The Fellowship of the Ring has obvious redemptive themes and Scriptural ideas of good and evil. Though Tolkien claims to have just written a story, it is clear that his worldview was a Christian one.
The first evidence to support this is the many Christ-types that are found in the story. First, there is Bilbo, who is a carry-over from the prequel story, The Hobbit. Unlike Christ, Bilbo was passing the torch in his role, but he served his role nonetheless. One could even make a very good argument to support Bilbo as being the John the Baptist of this story, as he is the herald for the coming Ringbearer, however reluctant. It is Bilbo’s preparation of Frodo that directly led to him being the choice of the Council of Elrond. Then there is Gandalf, who continually delivers the group from peril, and ultimately delivered them from the Balrog at Khazad-Dum. Gandalf’s sacrifice on the bridge is a strong connection to him being the Christ of this story, and even of Middle-Earth. Then of course, there is Frodo, who in a very real sense carries the weight of the world with him. The Ring grows heavier as they approach the gates of Mordor, and the reason for that is its nearness to its own demise. Sin is the same way, in that those times that are most desperate are the times that find us succumbing to temptation to the easiest.
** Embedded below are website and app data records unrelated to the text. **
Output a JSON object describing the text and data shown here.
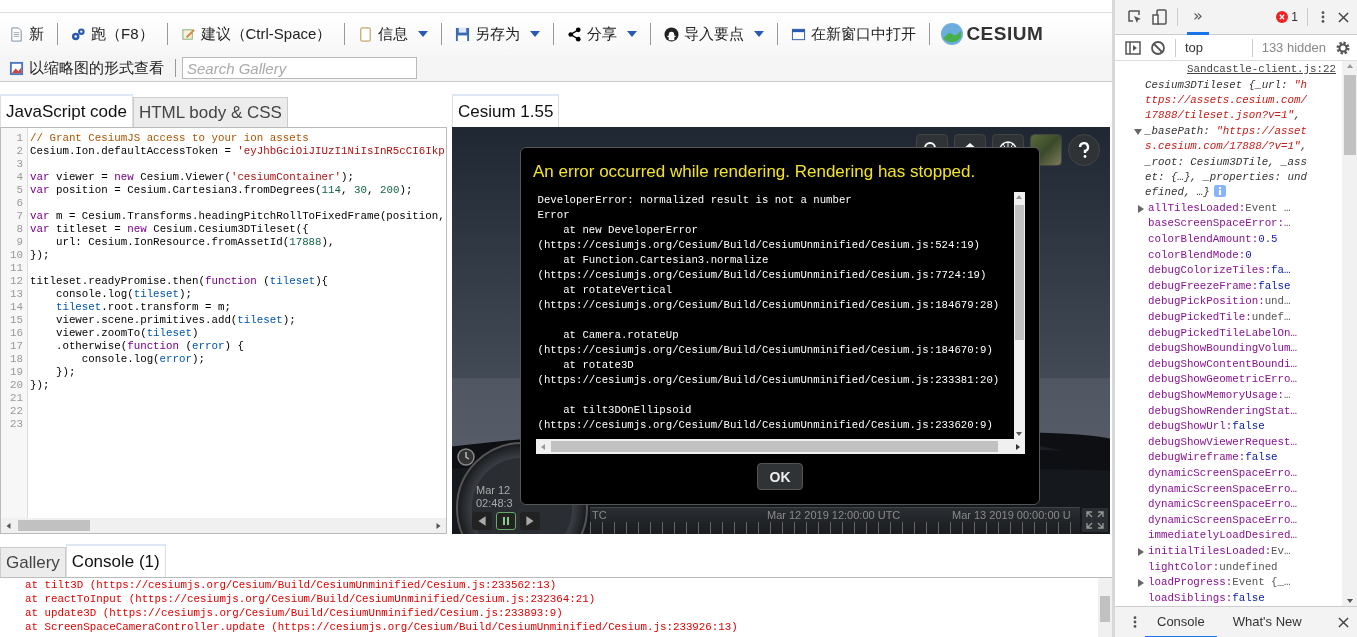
{
  "toolbar": {
    "buttons": [
      {
        "label": "新",
        "dropdown": false
      },
      {
        "label": "跑（F8）",
        "dropdown": false
      },
      {
        "label": "建议（Ctrl-Space）",
        "dropdown": false
      },
      {
        "label": "信息",
        "dropdown": true
      },
      {
        "label": "另存为",
        "dropdown": true
      },
      {
        "label": "分享",
        "dropdown": true
      },
      {
        "label": "导入要点",
        "dropdown": true
      },
      {
        "label": "在新窗口中打开",
        "dropdown": false
      }
    ],
    "logo": "CESIUM",
    "thumbnail_button": "以缩略图的形式查看",
    "search": {
      "placeholder": "Search Gallery"
    }
  },
  "editor": {
    "tabs": [
      {
        "label": "JavaScript code",
        "selected": true
      },
      {
        "label": "HTML body & CSS",
        "selected": false
      }
    ],
    "lines": [
      {
        "number": "1",
        "tokens": [
          {
            "kind": "comment",
            "text": "// Grant CesiumJS access to your ion assets"
          }
        ]
      },
      {
        "number": "2",
        "tokens": [
          {
            "kind": "plain",
            "text": "Cesium.Ion.defaultAccessToken = "
          },
          {
            "kind": "string",
            "text": "'eyJhbGciOiJIUzI1NiIsInR5cCI6Ikp"
          }
        ]
      },
      {
        "number": "3"
      },
      {
        "number": "4",
        "tokens": [
          {
            "kind": "keyword",
            "text": "var"
          },
          {
            "kind": "plain",
            "text": " viewer = "
          },
          {
            "kind": "keyword",
            "text": "new"
          },
          {
            "kind": "plain",
            "text": " Cesium.Viewer("
          },
          {
            "kind": "string",
            "text": "'cesiumContainer'"
          },
          {
            "kind": "plain",
            "text": ");"
          }
        ]
      },
      {
        "number": "5",
        "tokens": [
          {
            "kind": "keyword",
            "text": "var"
          },
          {
            "kind": "plain",
            "text": " position = Cesium.Cartesian3.fromDegrees("
          },
          {
            "kind": "number",
            "text": "114"
          },
          {
            "kind": "plain",
            "text": ", "
          },
          {
            "kind": "number",
            "text": "30"
          },
          {
            "kind": "plain",
            "text": ", "
          },
          {
            "kind": "number",
            "text": "200"
          },
          {
            "kind": "plain",
            "text": ");"
          }
        ]
      },
      {
        "number": "6"
      },
      {
        "number": "7",
        "tokens": [
          {
            "kind": "keyword",
            "text": "var"
          },
          {
            "kind": "plain",
            "text": " m = Cesium.Transforms.headingPitchRollToFixedFrame(position,"
          }
        ]
      },
      {
        "number": "8",
        "tokens": [
          {
            "kind": "keyword",
            "text": "var"
          },
          {
            "kind": "plain",
            "text": " titleset = "
          },
          {
            "kind": "keyword",
            "text": "new"
          },
          {
            "kind": "plain",
            "text": " Cesium.Cesium3DTileset({"
          }
        ]
      },
      {
        "number": "9",
        "tokens": [
          {
            "kind": "plain",
            "text": "    url: Cesium.IonResource.fromAssetId("
          },
          {
            "kind": "number",
            "text": "17888"
          },
          {
            "kind": "plain",
            "text": "),"
          }
        ]
      },
      {
        "number": "10",
        "tokens": [
          {
            "kind": "plain",
            "text": "});"
          }
        ]
      },
      {
        "number": "11"
      },
      {
        "number": "12",
        "tokens": [
          {
            "kind": "plain",
            "text": "titleset.readyPromise.then("
          },
          {
            "kind": "keyword",
            "text": "function"
          },
          {
            "kind": "plain",
            "text": " ("
          },
          {
            "kind": "variable",
            "text": "tileset"
          },
          {
            "kind": "plain",
            "text": "){"
          }
        ]
      },
      {
        "number": "13",
        "tokens": [
          {
            "kind": "plain",
            "text": "    console.log("
          },
          {
            "kind": "variable",
            "text": "tileset"
          },
          {
            "kind": "plain",
            "text": ");"
          }
        ]
      },
      {
        "number": "14",
        "tokens": [
          {
            "kind": "variable",
            "text": "    tileset"
          },
          {
            "kind": "plain",
            "text": ".root.transform = m;"
          }
        ]
      },
      {
        "number": "15",
        "tokens": [
          {
            "kind": "plain",
            "text": "    viewer.scene.primitives.add("
          },
          {
            "kind": "variable",
            "text": "tileset"
          },
          {
            "kind": "plain",
            "text": ");"
          }
        ]
      },
      {
        "number": "16",
        "tokens": [
          {
            "kind": "plain",
            "text": "    viewer.zoomTo("
          },
          {
            "kind": "variable",
            "text": "tileset"
          },
          {
            "kind": "plain",
            "text": ")"
          }
        ]
      },
      {
        "number": "17",
        "tokens": [
          {
            "kind": "plain",
            "text": "    .otherwise("
          },
          {
            "kind": "keyword",
            "text": "function"
          },
          {
            "kind": "plain",
            "text": " ("
          },
          {
            "kind": "variable",
            "text": "error"
          },
          {
            "kind": "plain",
            "text": ") {"
          }
        ]
      },
      {
        "number": "18",
        "tokens": [
          {
            "kind": "plain",
            "text": "        console.log("
          },
          {
            "kind": "variable",
            "text": "error"
          },
          {
            "kind": "plain",
            "text": ");"
          }
        ]
      },
      {
        "number": "19",
        "tokens": [
          {
            "kind": "plain",
            "text": "    });"
          }
        ]
      },
      {
        "number": "20",
        "tokens": [
          {
            "kind": "plain",
            "text": "});"
          }
        ]
      },
      {
        "number": "21"
      },
      {
        "number": "22"
      },
      {
        "number": "23"
      }
    ]
  },
  "viewer": {
    "tab": {
      "label": "Cesium 1.55",
      "selected": true
    },
    "clock": {
      "date": "Mar 12",
      "time": "02:48:3"
    },
    "timeline": {
      "labels": [
        "TC",
        "Mar 12 2019 12:00:00 UTC",
        "Mar 13 2019 00:00:00 U"
      ]
    },
    "dialog": {
      "title": "An error occurred while rendering. Rendering has stopped.",
      "blocks": [
        [
          "DeveloperError: normalized result is not a number",
          "Error",
          "    at new DeveloperError",
          "(https://cesiumjs.org/Cesium/Build/CesiumUnminified/Cesium.js:524:19)",
          "    at Function.Cartesian3.normalize",
          "(https://cesiumjs.org/Cesium/Build/CesiumUnminified/Cesium.js:7724:19)",
          "    at rotateVertical",
          "(https://cesiumjs.org/Cesium/Build/CesiumUnminified/Cesium.js:184679:28)"
        ],
        [
          "    at Camera.rotateUp",
          "(https://cesiumjs.org/Cesium/Build/CesiumUnminified/Cesium.js:184670:9)",
          "    at rotate3D",
          "(https://cesiumjs.org/Cesium/Build/CesiumUnminified/Cesium.js:233381:20)"
        ],
        [
          "    at tilt3DOnEllipsoid",
          "(https://cesiumjs.org/Cesium/Build/CesiumUnminified/Cesium.js:233620:9)"
        ]
      ],
      "ok": "OK"
    }
  },
  "bottom": {
    "tabs": [
      {
        "label": "Gallery",
        "selected": false
      },
      {
        "label": "Console (1)",
        "selected": true
      }
    ],
    "console": [
      "at tilt3D (https://cesiumjs.org/Cesium/Build/CesiumUnminified/Cesium.js:233562:13)",
      "at reactToInput (https://cesiumjs.org/Cesium/Build/CesiumUnminified/Cesium.js:232364:21)",
      "at update3D (https://cesiumjs.org/Cesium/Build/CesiumUnminified/Cesium.js:233893:9)",
      "at ScreenSpaceCameraController.update (https://cesiumjs.org/Cesium/Build/CesiumUnminified/Cesium.js:233926:13)"
    ]
  },
  "devtools": {
    "more_tab": {
      "label": "»",
      "selected": true
    },
    "error_count": "1",
    "context": "top",
    "hidden": "133 hidden",
    "source": "Sandcastle-client.js:22",
    "summary": {
      "expanded": true,
      "tokens": [
        {
          "kind": "plain",
          "text": "Cesium3DTileset {_url: "
        },
        {
          "kind": "string",
          "text": "\"https://assets.cesium.com/17888/tileset.json?v=1\""
        },
        {
          "kind": "plain",
          "text": ", _basePath: "
        },
        {
          "kind": "string",
          "text": "\"https://assets.cesium.com/17888/?v=1\""
        },
        {
          "kind": "plain",
          "text": ", _root: Cesium3DTile, _asset: {…}, _properties: undefined, …}"
        }
      ]
    },
    "props": [
      {
        "kind": "object",
        "name": "allTilesLoaded:",
        "value": "Event …"
      },
      {
        "kind": "property",
        "name": "baseScreenSpaceError:",
        "value": "…"
      },
      {
        "kind": "number",
        "name": "colorBlendAmount:",
        "value": "0.5"
      },
      {
        "kind": "number",
        "name": "colorBlendMode:",
        "value": "0"
      },
      {
        "kind": "boolean",
        "name": "debugColorizeTiles:",
        "value": "fa…"
      },
      {
        "kind": "boolean",
        "name": "debugFreezeFrame:",
        "value": "false"
      },
      {
        "kind": "property",
        "name": "debugPickPosition:",
        "value": "und…"
      },
      {
        "kind": "property",
        "name": "debugPickedTile:",
        "value": "undef…"
      },
      {
        "kind": "property",
        "name": "debugPickedTileLabelOn…"
      },
      {
        "kind": "property",
        "name": "debugShowBoundingVolum…"
      },
      {
        "kind": "property",
        "name": "debugShowContentBoundi…"
      },
      {
        "kind": "property",
        "name": "debugShowGeometricErro…"
      },
      {
        "kind": "property",
        "name": "debugShowMemoryUsage:",
        "value": "…"
      },
      {
        "kind": "property",
        "name": "debugShowRenderingStat…"
      },
      {
        "kind": "boolean",
        "name": "debugShowUrl:",
        "value": "false"
      },
      {
        "kind": "property",
        "name": "debugShowViewerRequest…"
      },
      {
        "kind": "boolean",
        "name": "debugWireframe:",
        "value": "false"
      },
      {
        "kind": "property",
        "name": "dynamicScreenSpaceErro…"
      },
      {
        "kind": "property",
        "name": "dynamicScreenSpaceErro…"
      },
      {
        "kind": "property",
        "name": "dynamicScreenSpaceErro…"
      },
      {
        "kind": "property",
        "name": "dynamicScreenSpaceErro…"
      },
      {
        "kind": "property",
        "name": "immediatelyLoadDesired…"
      },
      {
        "kind": "object",
        "name": "initialTilesLoaded:",
        "value": "Ev…"
      },
      {
        "kind": "property",
        "name": "lightColor:",
        "value": "undefined"
      },
      {
        "kind": "object",
        "name": "loadProgress:",
        "value": "Event {_…"
      },
      {
        "kind": "boolean",
        "name": "loadSiblings:",
        "value": "false"
      }
    ],
    "drawer_tabs": [
      {
        "label": "Console",
        "selected": true
      },
      {
        "label": "What's New",
        "selected": false
      }
    ]
  }
}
Christ’s walk was no different, as the weight of his trial caused him to weep blood and to cast himself onto the ground as he prayed that the cup would be lifted from him. The illustration obviously breaks down on many fronts, but it is not a stretch at all to say that Tolkien had Jesus in mind as he wrote the words of these stories. His pattern for redemption is one that is seen even in the most whimsical and fantastic of literature.
With that, the second way that Tolkien’s Christian worldview comes out in this book is his consistent claims that the destruction of the Ring and the return of the king to White City will bring about both the destruction of evil and the restoration of all things that are good. The oldest characters in the story (Fangorn, Tom Bombadil, Gandalf, Elrond, etc) long for Middle Earth to return to the days of old, though it cannot, because of the presence of Sauron, who does not simply represent Satan, but all of sin generally. The forming of the Fellowship of the Ring set in motion an active counterattack from the side of good to overthrown evil and restore the world back to good. There was some who would not wait – the Elves – who ran away from their responsibility, as they would not have anything to do with broken world. There are others, however, that represent the contingent that believes the world was created good, and through the destruction of the Ring, it can be returned back to normal.
It is very similar to the church today. Much of the church, after their conversion, simply packs their bags and waits for glory to come, so they can “go home.” Going home to be with Jesus is something we all a believers must look forward to and long for, but it isn’t the beginning of our time with him, nor does it represent the totality of his mission on earth. He came to restore all things, not just his people, but also the entirety of his creation. Once we become Christians, we are then part of his redemption of all things, and must actively take part in that. How do we do that? Well, for the Fellowship of the Ring, they saw it as their duty to escort the Ringbearer to the depths of Mt. Doom. They were chasing sin out of the world and ushering in a different order. They failed in their task in one respect but I think it points to the fact that they were unable to do it, and had to trust in a power that was beyond. The same holds true for believers. We must come to the understanding that all things are created by him and for him, not simply those things that have to do with our “personal relationship” with him. Yes, he came to redeem you and me, but his plan is much broader than that. He came to redeem all things. Fangorn knew that the destruction of Saruman in Isengard was not just the overthrowing of a tyrant, but it was crucial for the growth and regrowth of his forest. Legolas could have boarded the boats headed to the Grey Havens, but he stayed in Middle Earth because his home was worth fighting for, and he longed to see things return to their former state. Aragorn was reluctant to take his throne, but sought to do so, as his return would signal the end of the curse on the land, and the beginning of a new day.
The Fellowship of the Ring begins a larger story that leads to the end, but this book proves the point that all good stories are written with redemption in mind. Though I am still working my way through Tolkien, I plan to begin reading Pullman’s His Dark Materials series, as I expect the same to hold true with those stories, even though they were written as an antithesis to Lewis’s Narnia series. Pullman longs for redemptive, even as an atheist. God would not have it any other way.